--- Extracted entries Enclosed Below ---

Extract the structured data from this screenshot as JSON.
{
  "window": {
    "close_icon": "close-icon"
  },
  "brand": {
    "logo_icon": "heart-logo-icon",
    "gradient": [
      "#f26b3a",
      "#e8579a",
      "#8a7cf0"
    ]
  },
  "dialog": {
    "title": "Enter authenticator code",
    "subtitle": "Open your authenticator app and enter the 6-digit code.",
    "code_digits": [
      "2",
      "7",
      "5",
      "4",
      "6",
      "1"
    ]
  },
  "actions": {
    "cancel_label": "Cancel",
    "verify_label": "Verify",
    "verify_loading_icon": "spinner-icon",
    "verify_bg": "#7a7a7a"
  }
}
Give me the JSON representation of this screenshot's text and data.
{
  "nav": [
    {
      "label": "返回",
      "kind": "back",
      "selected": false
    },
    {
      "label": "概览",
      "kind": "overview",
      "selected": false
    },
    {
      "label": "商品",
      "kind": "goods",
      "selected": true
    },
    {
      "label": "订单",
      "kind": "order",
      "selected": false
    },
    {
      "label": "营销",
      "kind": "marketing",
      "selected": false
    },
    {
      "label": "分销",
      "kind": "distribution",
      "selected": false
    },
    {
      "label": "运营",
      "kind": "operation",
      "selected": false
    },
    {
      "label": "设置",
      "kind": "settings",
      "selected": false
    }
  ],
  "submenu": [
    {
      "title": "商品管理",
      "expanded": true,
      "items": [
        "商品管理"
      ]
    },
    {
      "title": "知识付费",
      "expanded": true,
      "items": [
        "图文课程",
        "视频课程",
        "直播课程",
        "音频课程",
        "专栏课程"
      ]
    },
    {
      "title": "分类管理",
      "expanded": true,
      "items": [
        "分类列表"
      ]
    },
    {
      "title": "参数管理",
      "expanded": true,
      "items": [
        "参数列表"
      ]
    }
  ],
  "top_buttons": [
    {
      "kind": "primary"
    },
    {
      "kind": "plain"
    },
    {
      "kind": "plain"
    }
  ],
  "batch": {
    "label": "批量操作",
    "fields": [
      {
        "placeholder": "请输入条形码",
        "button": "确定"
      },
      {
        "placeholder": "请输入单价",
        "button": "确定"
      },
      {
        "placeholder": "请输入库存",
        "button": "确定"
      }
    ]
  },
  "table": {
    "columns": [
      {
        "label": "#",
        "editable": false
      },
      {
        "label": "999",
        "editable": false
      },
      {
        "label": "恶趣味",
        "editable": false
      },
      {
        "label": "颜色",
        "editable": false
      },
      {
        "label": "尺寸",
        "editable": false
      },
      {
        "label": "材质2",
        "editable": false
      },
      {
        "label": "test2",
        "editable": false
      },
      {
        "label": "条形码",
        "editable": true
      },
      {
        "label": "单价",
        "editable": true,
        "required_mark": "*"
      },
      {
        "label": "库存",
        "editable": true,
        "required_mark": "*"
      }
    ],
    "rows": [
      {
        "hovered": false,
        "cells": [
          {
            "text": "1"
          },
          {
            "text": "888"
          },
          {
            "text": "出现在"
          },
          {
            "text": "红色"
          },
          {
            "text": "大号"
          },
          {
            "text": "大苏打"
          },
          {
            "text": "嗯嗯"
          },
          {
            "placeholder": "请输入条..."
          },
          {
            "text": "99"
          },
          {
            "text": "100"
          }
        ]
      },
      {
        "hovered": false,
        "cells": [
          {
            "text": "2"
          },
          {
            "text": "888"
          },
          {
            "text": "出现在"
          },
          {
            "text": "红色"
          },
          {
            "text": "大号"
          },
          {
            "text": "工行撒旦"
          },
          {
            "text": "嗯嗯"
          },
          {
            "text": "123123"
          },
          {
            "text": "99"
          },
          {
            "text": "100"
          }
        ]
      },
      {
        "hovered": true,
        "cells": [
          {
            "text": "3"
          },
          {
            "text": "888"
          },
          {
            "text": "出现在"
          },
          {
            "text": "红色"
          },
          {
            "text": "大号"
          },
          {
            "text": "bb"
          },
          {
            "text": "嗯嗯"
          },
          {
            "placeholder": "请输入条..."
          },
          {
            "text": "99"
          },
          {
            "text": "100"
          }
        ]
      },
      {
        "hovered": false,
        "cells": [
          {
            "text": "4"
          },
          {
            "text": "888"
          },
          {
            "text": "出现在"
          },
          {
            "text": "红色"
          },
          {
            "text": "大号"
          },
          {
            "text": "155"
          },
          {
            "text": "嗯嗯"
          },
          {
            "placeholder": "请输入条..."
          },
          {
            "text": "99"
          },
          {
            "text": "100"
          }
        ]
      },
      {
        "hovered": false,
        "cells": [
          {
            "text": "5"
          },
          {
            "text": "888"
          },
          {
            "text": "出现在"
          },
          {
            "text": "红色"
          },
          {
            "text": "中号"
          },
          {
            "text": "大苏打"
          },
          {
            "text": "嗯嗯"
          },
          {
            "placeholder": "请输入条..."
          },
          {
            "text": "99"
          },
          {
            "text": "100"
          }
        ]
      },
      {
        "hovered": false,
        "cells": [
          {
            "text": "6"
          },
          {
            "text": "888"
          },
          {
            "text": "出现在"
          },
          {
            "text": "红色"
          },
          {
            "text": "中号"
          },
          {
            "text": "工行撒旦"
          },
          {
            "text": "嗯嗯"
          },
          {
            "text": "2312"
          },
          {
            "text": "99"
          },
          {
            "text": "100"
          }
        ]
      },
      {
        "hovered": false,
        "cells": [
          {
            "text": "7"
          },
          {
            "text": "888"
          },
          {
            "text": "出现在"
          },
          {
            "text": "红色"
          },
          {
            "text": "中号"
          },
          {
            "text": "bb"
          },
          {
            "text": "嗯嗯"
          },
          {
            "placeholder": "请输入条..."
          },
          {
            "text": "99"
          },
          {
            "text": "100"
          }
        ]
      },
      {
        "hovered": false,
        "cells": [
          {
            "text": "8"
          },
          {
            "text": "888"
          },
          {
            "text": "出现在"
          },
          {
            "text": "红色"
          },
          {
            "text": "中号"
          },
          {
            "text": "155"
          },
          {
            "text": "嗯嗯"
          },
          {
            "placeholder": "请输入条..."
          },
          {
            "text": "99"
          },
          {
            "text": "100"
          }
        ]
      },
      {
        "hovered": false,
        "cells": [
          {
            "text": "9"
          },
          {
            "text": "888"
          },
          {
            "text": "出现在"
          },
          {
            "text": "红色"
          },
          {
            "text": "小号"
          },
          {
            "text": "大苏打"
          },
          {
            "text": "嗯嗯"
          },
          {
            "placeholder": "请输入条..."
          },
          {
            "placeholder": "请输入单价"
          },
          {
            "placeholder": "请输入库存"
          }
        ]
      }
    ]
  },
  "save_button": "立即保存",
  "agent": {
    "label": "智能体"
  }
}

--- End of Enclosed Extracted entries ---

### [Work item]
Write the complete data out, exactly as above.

### [Response to this exercise]
Extract the structured data from this screenshot as JSON.
{
  "window": {
    "close_icon": "close-icon"
  },
  "brand": {
    "logo_icon": "heart-logo-icon",
    "gradient": [
      "#f26b3a",
      "#e8579a",
      "#8a7cf0"
    ]
  },
  "dialog": {
    "title": "Enter authenticator code",
    "subtitle": "Open your authenticator app and enter the 6-digit code.",
    "code_digits": [
      "2",
      "7",
      "5",
      "4",
      "6",
      "1"
    ]
  },
  "actions": {
    "cancel_label": "Cancel",
    "verify_label": "Verify",
    "verify_loading_icon": "spinner-icon",
    "verify_bg": "#7a7a7a"
  }
}
Give me the JSON representation of this screenshot's text and data.
{
  "nav": [
    {
      "label": "返回",
      "kind": "back",
      "selected": false
    },
    {
      "label": "概览",
      "kind": "overview",
      "selected": false
    },
    {
      "label": "商品",
      "kind": "goods",
      "selected": true
    },
    {
      "label": "订单",
      "kind": "order",
      "selected": false
    },
    {
      "label": "营销",
      "kind": "marketing",
      "selected": false
    },
    {
      "label": "分销",
      "kind": "distribution",
      "selected": false
    },
    {
      "label": "运营",
      "kind": "operation",
      "selected": false
    },
    {
      "label": "设置",
      "kind": "settings",
      "selected": false
    }
  ],
  "submenu": [
    {
      "title": "商品管理",
      "expanded": true,
      "items": [
        "商品管理"
      ]
    },
    {
      "title": "知识付费",
      "expanded": true,
      "items": [
        "图文课程",
        "视频课程",
        "直播课程",
        "音频课程",
        "专栏课程"
      ]
    },
    {
      "title": "分类管理",
      "expanded": true,
      "items": [
        "分类列表"
      ]
    },
    {
      "title": "参数管理",
      "expanded": true,
      "items": [
        "参数列表"
      ]
    }
  ],
  "top_buttons": [
    {
      "kind": "primary"
    },
    {
      "kind": "plain"
    },
    {
      "kind": "plain"
    }
  ],
  "batch": {
    "label": "批量操作",
    "fields": [
      {
        "placeholder": "请输入条形码",
        "button": "确定"
      },
      {
        "placeholder": "请输入单价",
        "button": "确定"
      },
      {
        "placeholder": "请输入库存",
        "button": "确定"
      }
    ]
  },
  "table": {
    "columns": [
      {
        "label": "#",
        "editable": false
      },
      {
        "label": "999",
        "editable": false
      },
      {
        "label": "恶趣味",
        "editable": false
      },
      {
        "label": "颜色",
        "editable": false
      },
      {
        "label": "尺寸",
        "editable": false
      },
      {
        "label": "材质2",
        "editable": false
      },
      {
        "label": "test2",
        "editable": false
      },
      {
        "label": "条形码",
        "editable": true
      },
      {
        "label": "单价",
        "editable": true,
        "required_mark": "*"
      },
      {
        "label": "库存",
        "editable": true,
        "required_mark": "*"
      }
    ],
    "rows": [
      {
        "hovered": false,
        "cells": [
          {
            "text": "1"
          },
          {
            "text": "888"
          },
          {
            "text": "出现在"
          },
          {
            "text": "红色"
          },
          {
            "text": "大号"
          },
          {
            "text": "大苏打"
          },
          {
            "text": "嗯嗯"
          },
          {
            "placeholder": "请输入条..."
          },
          {
            "text": "99"
          },
          {
            "text": "100"
          }
        ]
      },
      {
        "hovered": false,
        "cells": [
          {
            "text": "2"
          },
          {
            "text": "888"
          },
          {
            "text": "出现在"
          },
          {
            "text": "红色"
          },
          {
            "text": "大号"
          },
          {
            "text": "工行撒旦"
          },
          {
            "text": "嗯嗯"
          },
          {
            "text": "123123"
          },
          {
            "text": "99"
          },
          {
            "text": "100"
          }
        ]
      },
      {
        "hovered": true,
        "cells": [
          {
            "text": "3"
          },
          {
            "text": "888"
          },
          {
            "text": "出现在"
          },
          {
            "text": "红色"
          },
          {
            "text": "大号"
          },
          {
            "text": "bb"
          },
          {
            "text": "嗯嗯"
          },
          {
            "placeholder": "请输入条..."
          },
          {
            "text": "99"
          },
          {
            "text": "100"
          }
        ]
      },
      {
        "hovered": false,
        "cells": [
          {
            "text": "4"
          },
          {
            "text": "888"
          },
          {
            "text": "出现在"
          },
          {
            "text": "红色"
          },
          {
            "text": "大号"
          },
          {
            "text": "155"
          },
          {
            "text": "嗯嗯"
          },
          {
            "placeholder": "请输入条..."
          },
          {
            "text": "99"
          },
          {
            "text": "100"
          }
        ]
      },
      {
        "hovered": false,
        "cells": [
          {
            "text": "5"
          },
          {
            "text": "888"
          },
          {
            "text": "出现在"
          },
          {
            "text": "红色"
          },
          {
            "text": "中号"
          },
          {
            "text": "大苏打"
          },
          {
            "text": "嗯嗯"
          },
          {
            "placeholder": "请输入条..."
          },
          {
            "text": "99"
          },
          {
            "text": "100"
          }
        ]
      },
      {
        "hovered": false,
        "cells": [
          {
            "text": "6"
          },
          {
            "text": "888"
          },
          {
            "text": "出现在"
          },
          {
            "text": "红色"
          },
          {
            "text": "中号"
          },
          {
            "text": "工行撒旦"
          },
          {
            "text": "嗯嗯"
          },
          {
            "text": "2312"
          },
          {
            "text": "99"
          },
          {
            "text": "100"
          }
        ]
      },
      {
        "hovered": false,
        "cells": [
          {
            "text": "7"
          },
          {
            "text": "888"
          },
          {
            "text": "出现在"
          },
          {
            "text": "红色"
          },
          {
            "text": "中号"
          },
          {
            "text": "bb"
          },
          {
            "text": "嗯嗯"
          },
          {
            "placeholder": "请输入条..."
          },
          {
            "text": "99"
          },
          {
            "text": "100"
          }
        ]
      },
      {
        "hovered": false,
        "cells": [
          {
            "text": "8"
          },
          {
            "text": "888"
          },
          {
            "text": "出现在"
          },
          {
            "text": "红色"
          },
          {
            "text": "中号"
          },
          {
            "text": "155"
          },
          {
            "text": "嗯嗯"
          },
          {
            "placeholder": "请输入条..."
          },
          {
            "text": "99"
          },
          {
            "text": "100"
          }
        ]
      },
      {
        "hovered": false,
        "cells": [
          {
            "text": "9"
          },
          {
            "text": "888"
          },
          {
            "text": "出现在"
          },
          {
            "text": "红色"
          },
          {
            "text": "小号"
          },
          {
            "text": "大苏打"
          },
          {
            "text": "嗯嗯"
          },
          {
            "placeholder": "请输入条..."
          },
          {
            "placeholder": "请输入单价"
          },
          {
            "placeholder": "请输入库存"
          }
        ]
      }
    ]
  },
  "save_button": "立即保存",
  "agent": {
    "label": "智能体"
  }
}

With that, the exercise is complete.